What Is a Video Game Emulator?

by Joshua Benjamin

It used to be that if you wanted to play a video game that wasn't made for the computer, you would have to go out and purchase the game and the system to play it on. Or, you'd have to take a trip to the local arcade and shell out some hard-earned quarters for the privilege. Today, gamers have another option in the form of emulators -- programs that allow you to play games from other consoles on your computer.


Emulators for older game systems require that you download or otherwise acquire a ROM image of the game you wish to play, while emulators for newer CD- or DVD-based systems may allow you to play your games straight from the original game disc. You will also need some kind of controller device such as a keyboard or joystick, although some companies do manufacture USB-driven reproductions of original console controller pads that can be used with your PC's hardware.

How They Work

Emulators simulate -- or "emulate" -- the hardware of whatever system they are based on. An NES emulator, for example, will mimic the workings of an old NES game system, with a few key differences. Because it is on a PC, it obviously cannot play the old cartridge-based games. These games must be downloaded from their original game cartridge onto a PC in ROM form by using special cables. Once on the hard drive as a ROM file, the games can be opened and read by the emulator and displayed on your PC screen.


Emulators exist for almost every old video gaming system in the world. Many groups are even working on emulators for current-generation gaming systems. As of June 2011, working emulators exist for every console or arcade cabinet (via the use of the MAME emulator) up through the PlayStation 2/GameCube/Xbox era.


The legality of emulators is something of a gray area. Emulator users often maintain that as long as you own the game you are emulating, there is no breach of law. Video game companies, however, often contend that even the existence of an emulator is an infringement on intellectual property laws and should be illegal.
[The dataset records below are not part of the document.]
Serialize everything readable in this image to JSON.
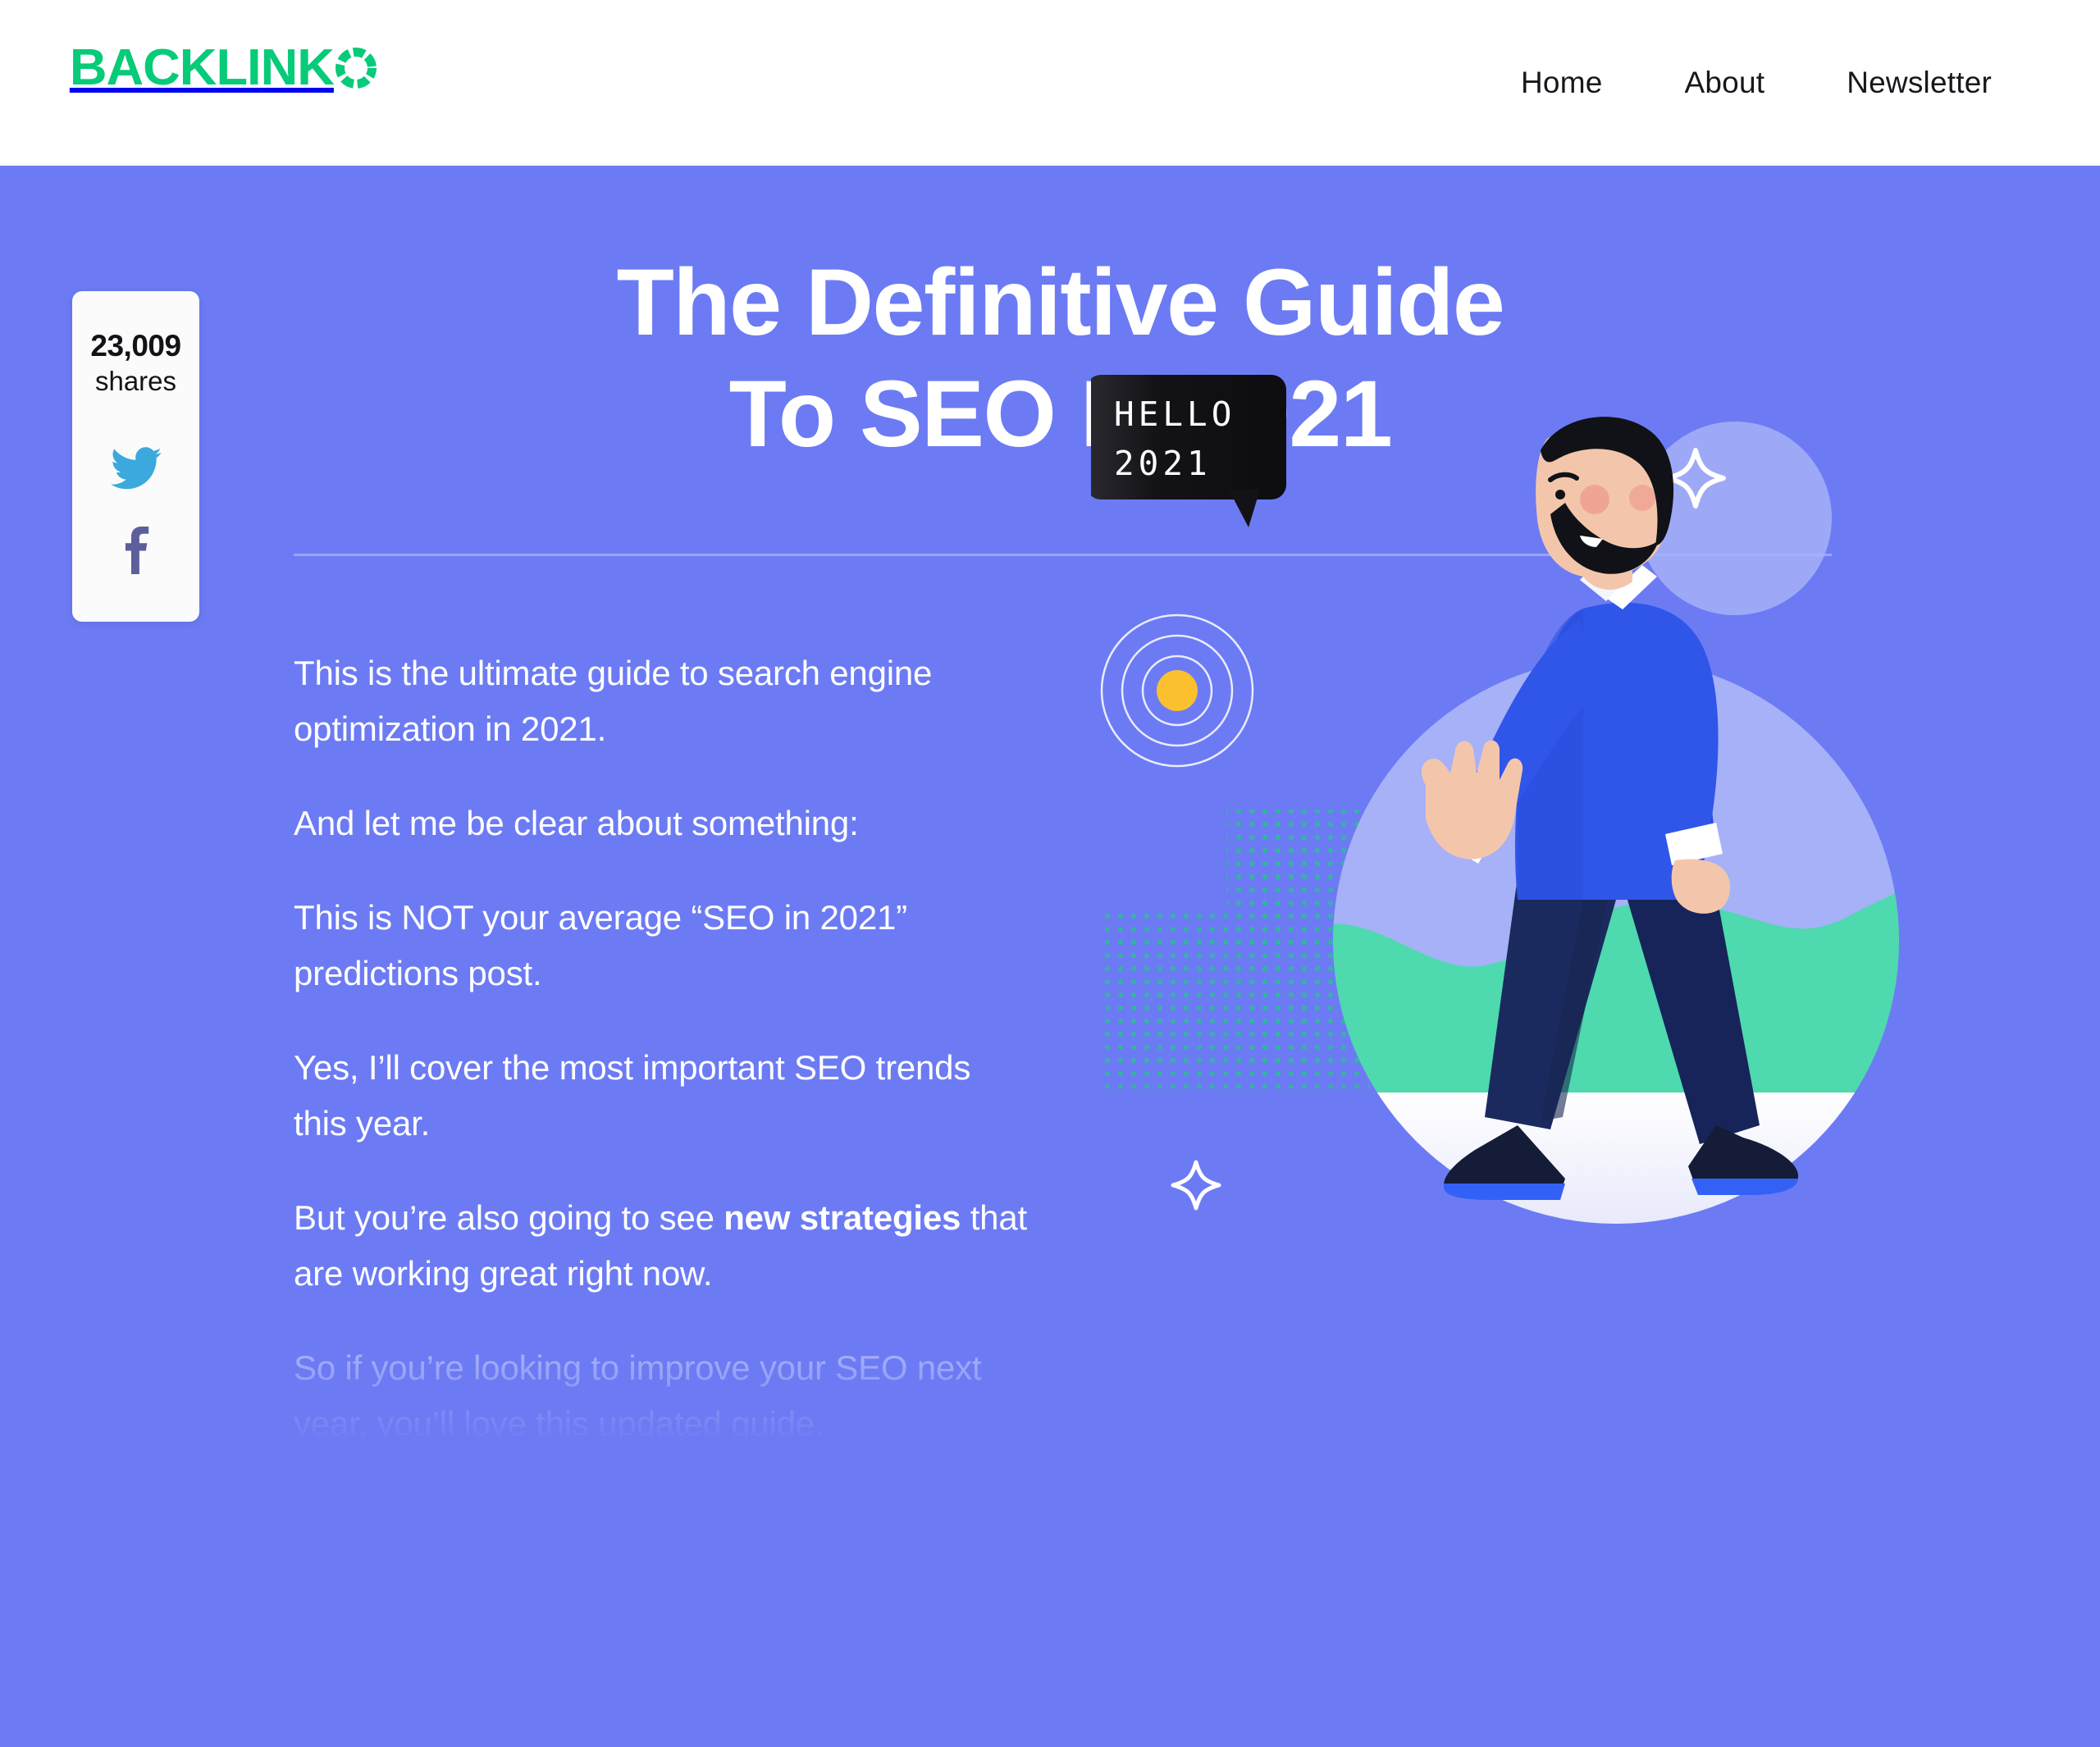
{
  "header": {
    "logo_text": "BACKLINK",
    "logo_o_icon": "segmented-ring-icon",
    "logo_color": "#07CB79",
    "nav": [
      {
        "label": "Home"
      },
      {
        "label": "About"
      },
      {
        "label": "Newsletter"
      }
    ]
  },
  "hero": {
    "background_color": "#6C7BF4",
    "title": "The Definitive Guide To SEO In 2021",
    "title_line_1": "The Definitive Guide",
    "title_line_2": "To SEO In 2021",
    "share": {
      "count": "23,009",
      "label": "shares",
      "twitter_icon": "twitter-bird-icon",
      "twitter_color": "#3BA9DD",
      "facebook_icon": "facebook-f-icon",
      "facebook_color": "#5D5E9C"
    },
    "paragraphs": [
      {
        "text": "This is the ultimate guide to search engine optimization in 2021.",
        "faded": false
      },
      {
        "text": "And let me be clear about something:",
        "faded": false
      },
      {
        "text": "This is NOT your average “SEO in 2021” predictions post.",
        "faded": false
      },
      {
        "text": "Yes, I’ll cover the most important SEO trends this year.",
        "faded": false
      },
      {
        "text": "But you’re also going to see new strategies that are working great right now.",
        "faded": false,
        "bold_segment": "new strategies",
        "prefix": "But you’re also going to see ",
        "suffix": " that are working great right now."
      },
      {
        "text": "So if you’re looking to improve your SEO next year, you’ll love this updated guide.",
        "faded": true
      }
    ],
    "illustration": {
      "name": "walking-man-illustration",
      "speech_bubble_line_1": "HELLO",
      "speech_bubble_line_2": "2021",
      "bubble_color": "#131317",
      "sweater_color": "#2F56E8",
      "pants_color": "#1B2A5E",
      "accent_green": "#4ED9AE",
      "accent_yellow": "#FBC02D"
    }
  }
}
Because there are no court cases dealing specifically with the legality of emulators to set precedent, the legality of emulators -- especially those for older systems no longer officially supported by their parent companies -- remains uncertain.

About the Author

Joshua Benjamin began as a professional freelance writer in 2009. He has successfully published numerous articles spanning a broad range of topics. Benjamin's areas of expertise include auto repair, computer hardware and software, firearms operation and maintenance, and home repair and maintenance. He is currently pursuing a Bachelor of Business Administration from California State University, Fresno.